| Try it |
Could you return the data that follows exactly, minus the images?

-------- Data to examine

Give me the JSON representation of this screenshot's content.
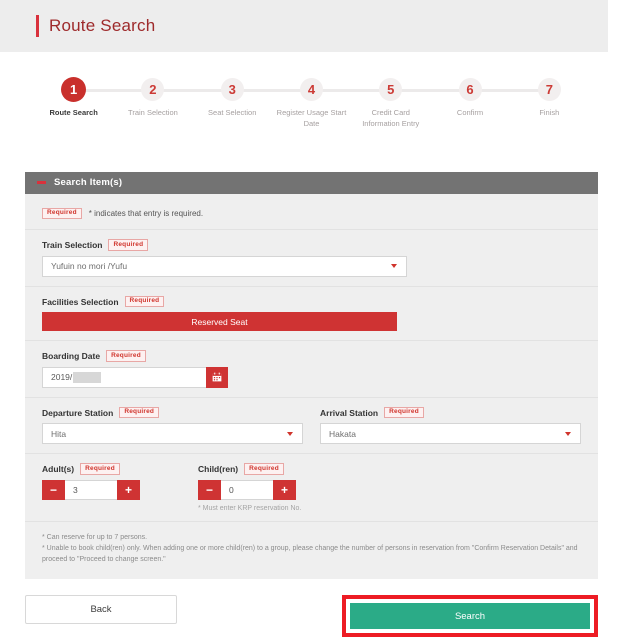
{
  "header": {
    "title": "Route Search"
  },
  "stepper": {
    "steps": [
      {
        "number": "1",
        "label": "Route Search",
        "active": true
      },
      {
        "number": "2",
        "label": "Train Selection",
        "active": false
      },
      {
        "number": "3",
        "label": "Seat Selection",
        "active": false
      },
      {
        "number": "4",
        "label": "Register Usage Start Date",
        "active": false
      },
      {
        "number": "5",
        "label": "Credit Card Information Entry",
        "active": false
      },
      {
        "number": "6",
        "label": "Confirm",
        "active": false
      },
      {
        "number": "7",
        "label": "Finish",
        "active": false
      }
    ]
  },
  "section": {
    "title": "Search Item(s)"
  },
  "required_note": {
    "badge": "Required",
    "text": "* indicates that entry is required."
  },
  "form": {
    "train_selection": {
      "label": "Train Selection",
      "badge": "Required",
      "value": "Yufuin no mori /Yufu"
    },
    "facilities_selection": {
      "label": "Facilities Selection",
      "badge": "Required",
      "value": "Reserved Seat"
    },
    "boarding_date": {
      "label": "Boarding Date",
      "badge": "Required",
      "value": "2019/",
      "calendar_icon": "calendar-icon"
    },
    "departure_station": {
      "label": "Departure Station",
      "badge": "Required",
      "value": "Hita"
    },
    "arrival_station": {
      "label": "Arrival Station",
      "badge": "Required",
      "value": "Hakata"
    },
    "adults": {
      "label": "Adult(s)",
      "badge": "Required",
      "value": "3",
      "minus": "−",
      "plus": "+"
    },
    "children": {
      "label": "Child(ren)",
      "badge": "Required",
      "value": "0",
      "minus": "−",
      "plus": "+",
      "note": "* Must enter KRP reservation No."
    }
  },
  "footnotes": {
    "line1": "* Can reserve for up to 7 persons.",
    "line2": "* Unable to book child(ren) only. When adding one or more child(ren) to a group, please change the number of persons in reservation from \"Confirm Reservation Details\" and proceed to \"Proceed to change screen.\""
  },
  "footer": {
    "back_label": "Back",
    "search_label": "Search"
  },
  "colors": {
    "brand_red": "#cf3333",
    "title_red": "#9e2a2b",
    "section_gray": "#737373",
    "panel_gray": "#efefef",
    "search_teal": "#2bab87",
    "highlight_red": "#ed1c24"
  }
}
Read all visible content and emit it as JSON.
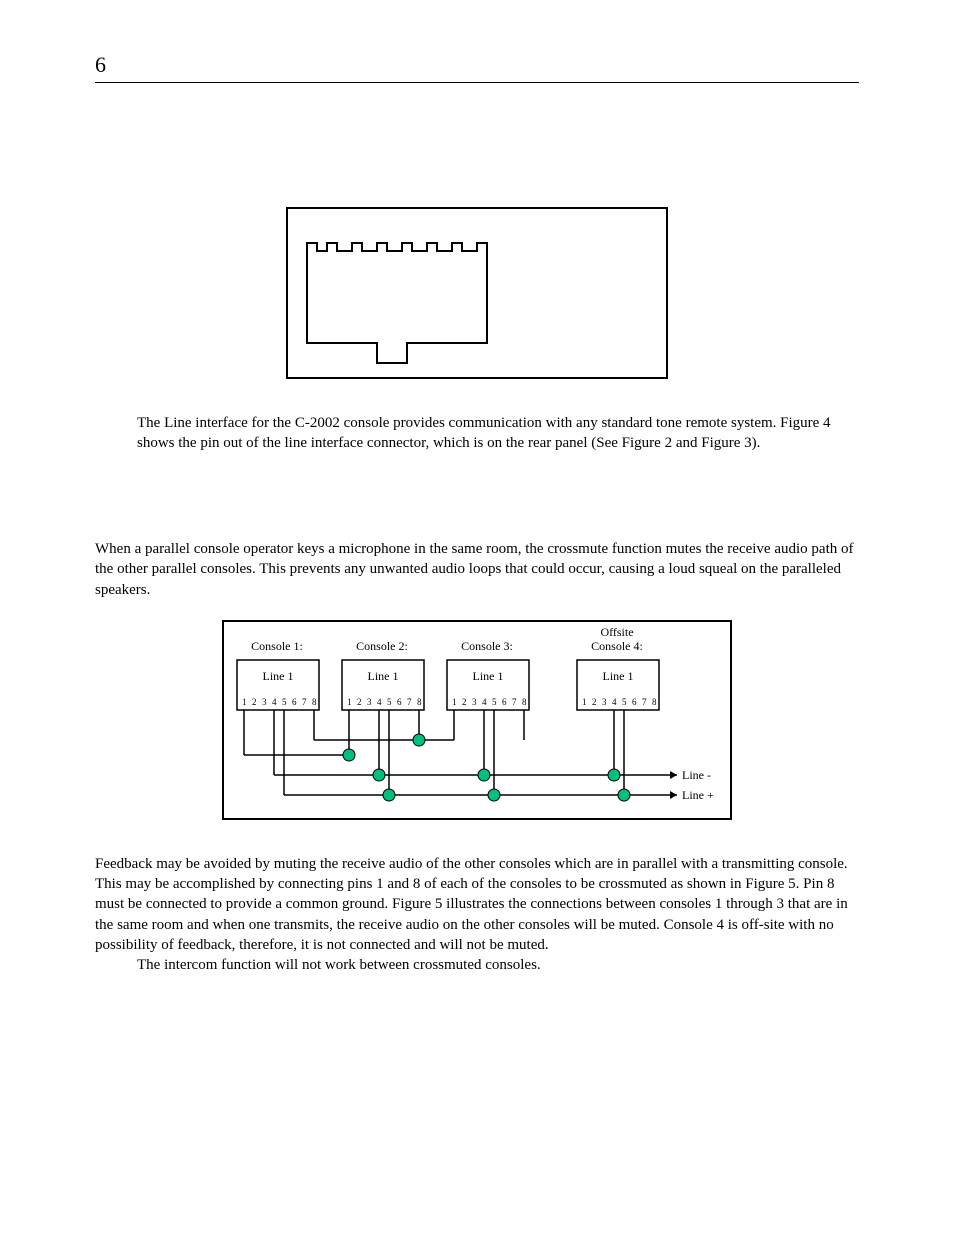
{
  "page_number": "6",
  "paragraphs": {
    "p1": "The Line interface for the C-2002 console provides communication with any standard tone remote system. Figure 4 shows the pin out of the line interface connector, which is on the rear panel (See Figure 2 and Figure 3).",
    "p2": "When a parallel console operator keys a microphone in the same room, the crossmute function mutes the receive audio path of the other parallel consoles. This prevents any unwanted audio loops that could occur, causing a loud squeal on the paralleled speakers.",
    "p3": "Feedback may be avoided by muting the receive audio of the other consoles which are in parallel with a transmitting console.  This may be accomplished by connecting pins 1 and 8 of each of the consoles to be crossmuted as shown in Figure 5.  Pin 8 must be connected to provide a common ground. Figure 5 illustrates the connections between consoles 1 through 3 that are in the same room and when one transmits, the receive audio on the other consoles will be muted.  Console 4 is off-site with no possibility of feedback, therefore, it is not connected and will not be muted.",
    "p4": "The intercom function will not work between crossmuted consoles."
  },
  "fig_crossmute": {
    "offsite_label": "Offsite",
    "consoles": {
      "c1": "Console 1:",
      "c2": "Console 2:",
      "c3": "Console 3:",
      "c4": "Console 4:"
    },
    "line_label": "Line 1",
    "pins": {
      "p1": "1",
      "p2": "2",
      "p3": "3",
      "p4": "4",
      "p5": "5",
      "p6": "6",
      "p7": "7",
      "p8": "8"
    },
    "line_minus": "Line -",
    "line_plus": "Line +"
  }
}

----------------

| Solution to this exercise |
Give me the JSON representation of this screenshot's content.
{
  "header": {
    "title": "Route Search"
  },
  "stepper": {
    "steps": [
      {
        "number": "1",
        "label": "Route Search",
        "active": true
      },
      {
        "number": "2",
        "label": "Train Selection",
        "active": false
      },
      {
        "number": "3",
        "label": "Seat Selection",
        "active": false
      },
      {
        "number": "4",
        "label": "Register Usage Start Date",
        "active": false
      },
      {
        "number": "5",
        "label": "Credit Card Information Entry",
        "active": false
      },
      {
        "number": "6",
        "label": "Confirm",
        "active": false
      },
      {
        "number": "7",
        "label": "Finish",
        "active": false
      }
    ]
  },
  "section": {
    "title": "Search Item(s)"
  },
  "required_note": {
    "badge": "Required",
    "text": "* indicates that entry is required."
  },
  "form": {
    "train_selection": {
      "label": "Train Selection",
      "badge": "Required",
      "value": "Yufuin no mori /Yufu"
    },
    "facilities_selection": {
      "label": "Facilities Selection",
      "badge": "Required",
      "value": "Reserved Seat"
    },
    "boarding_date": {
      "label": "Boarding Date",
      "badge": "Required",
      "value": "2019/",
      "calendar_icon": "calendar-icon"
    },
    "departure_station": {
      "label": "Departure Station",
      "badge": "Required",
      "value": "Hita"
    },
    "arrival_station": {
      "label": "Arrival Station",
      "badge": "Required",
      "value": "Hakata"
    },
    "adults": {
      "label": "Adult(s)",
      "badge": "Required",
      "value": "3",
      "minus": "−",
      "plus": "+"
    },
    "children": {
      "label": "Child(ren)",
      "badge": "Required",
      "value": "0",
      "minus": "−",
      "plus": "+",
      "note": "* Must enter KRP reservation No."
    }
  },
  "footnotes": {
    "line1": "* Can reserve for up to 7 persons.",
    "line2": "* Unable to book child(ren) only. When adding one or more child(ren) to a group, please change the number of persons in reservation from \"Confirm Reservation Details\" and proceed to \"Proceed to change screen.\""
  },
  "footer": {
    "back_label": "Back",
    "search_label": "Search"
  },
  "colors": {
    "brand_red": "#cf3333",
    "title_red": "#9e2a2b",
    "section_gray": "#737373",
    "panel_gray": "#efefef",
    "search_teal": "#2bab87",
    "highlight_red": "#ed1c24"
  }
}
Read all visible content and emit it as JSON.
{
  "page_number": "6",
  "paragraphs": {
    "p1": "The Line interface for the C-2002 console provides communication with any standard tone remote system. Figure 4 shows the pin out of the line interface connector, which is on the rear panel (See Figure 2 and Figure 3).",
    "p2": "When a parallel console operator keys a microphone in the same room, the crossmute function mutes the receive audio path of the other parallel consoles. This prevents any unwanted audio loops that could occur, causing a loud squeal on the paralleled speakers.",
    "p3": "Feedback may be avoided by muting the receive audio of the other consoles which are in parallel with a transmitting console.  This may be accomplished by connecting pins 1 and 8 of each of the consoles to be crossmuted as shown in Figure 5.  Pin 8 must be connected to provide a common ground. Figure 5 illustrates the connections between consoles 1 through 3 that are in the same room and when one transmits, the receive audio on the other consoles will be muted.  Console 4 is off-site with no possibility of feedback, therefore, it is not connected and will not be muted.",
    "p4": "The intercom function will not work between crossmuted consoles."
  },
  "fig_crossmute": {
    "offsite_label": "Offsite",
    "consoles": {
      "c1": "Console 1:",
      "c2": "Console 2:",
      "c3": "Console 3:",
      "c4": "Console 4:"
    },
    "line_label": "Line 1",
    "pins": {
      "p1": "1",
      "p2": "2",
      "p3": "3",
      "p4": "4",
      "p5": "5",
      "p6": "6",
      "p7": "7",
      "p8": "8"
    },
    "line_minus": "Line -",
    "line_plus": "Line +"
  }
}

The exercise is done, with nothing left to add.